On Aug 30 last year, Comintel entered into a term sheet with Aurelius Holdings Sdn Bhd for the proposed sale of BCM for RM123.8 mil, which was based on Aurelius assuming BCM’s existing liabilities.

The proceeds from the disposal will be used mainly for Comintel’s special dividends as well as development and expansion of green waste management and waste-to-energy businesses.

Its foray into waste-to-energy business is not new as the green energy plan started three years earlier.

“The three years were about consolidating (the operations). This is why we built the Kuang plant. We are bringing in non-existent technology,” Lim explains.

Due to the relatively new technology, the plant underwent a series of testing like acceptance, commercial operation date and initial operation date tests.


Gasification to start contributing in FY19

Despite the delays, Lim expects the green energy business to begin contributing to the group in FY19.

However, a fund manager does not expect earnings from the gasification plant to turn around Comintel’s top line in the near term as they may not be sufficient to offset losses from its existing system integration solution business.

“Based on the current approved feed-in tariff of 42.3 sen per kWh at 90% availability, the annual gross revenue from the Kuang plant is estimated to be about RM6.67 mil. Profit from the plant is insufficient to cover Comintel’s net losses,” he adds.

Lim is unable to provide guidance on the Kuang operations. “This is not a good time to compare as I don’t have raw materials. It’s not a good representation as there is a big deficit (of raw materials). Unfortunately we got caught in this bad time,” he explains.

“We want to move fast, but we are stuck with things beyond our control. Oil palm does not qualify for feed-in tariff because it is not classified as garden waste. Instead it’s considered biomass.”

Municipal waste or garden waste has a higher feed-in tariff than biomass. Garden waste and biomass have feed-in tariffs of 42.3 sen and 30 sen per kWh, respectively. Hence, not many people want to do biomass as it is impossible to make money, Lim adds.


Continued losses

On Comintel’s system integration solution business, Lim says its continued losses were due largely to the high number of skilled workers employed. “We don’t have many production workers but we have a lot of engineers,” he says.
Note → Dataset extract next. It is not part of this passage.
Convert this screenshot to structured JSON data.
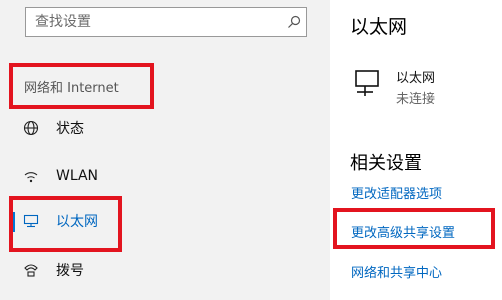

However, he says on a project basis, Comintel is not incurring losses, “But if you look at the overall overheads, Comintel losses money. We need to have a fair amount of turnover to support the overheads,” he adds.
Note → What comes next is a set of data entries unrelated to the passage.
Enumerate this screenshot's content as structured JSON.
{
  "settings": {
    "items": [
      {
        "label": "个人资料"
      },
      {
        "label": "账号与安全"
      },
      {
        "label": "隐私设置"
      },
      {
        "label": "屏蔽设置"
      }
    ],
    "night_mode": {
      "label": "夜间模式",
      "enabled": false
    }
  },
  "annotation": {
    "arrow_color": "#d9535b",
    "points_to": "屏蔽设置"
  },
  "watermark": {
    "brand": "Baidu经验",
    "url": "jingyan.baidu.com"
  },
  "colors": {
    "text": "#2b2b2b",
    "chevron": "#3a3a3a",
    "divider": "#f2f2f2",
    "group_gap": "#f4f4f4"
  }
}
Comintel, he says, bid unsuccessfully for various new jobs such as broadcasting systems for the Klang Valley Mass Rapid Transit projects, and communication systems for offshore patrol vessels. It also submitted bids for other projects worth some RM600 mil.

Lim says Comintel received fewer government orders in the past years, especially for defence maintenance, command and control, as well as defence and public safety communication systems.

To offset these, he says the company hopes to market its communication systems overseas. “In terms of capabilities, it’s not an issue but more of looking for jobs. (Moving forward), we are not depending on the government (for jobs),” he says.

He says Comintel is in talks with a Chinese ship builder, which was awarded a contract to build four naval vessels for Malaysia in 2016.

“We are talking to the ship builder to allow us to participate even though the contract has been signed. If it’s allowed, it will be a good start.

“What about their other ships in the world? Comintel can help because not everyone likes Chinese electronics, as we are talking about defence, and this is where we can play a role,” Lim explains.

This article first appeared in Focus Malaysia Issue 279.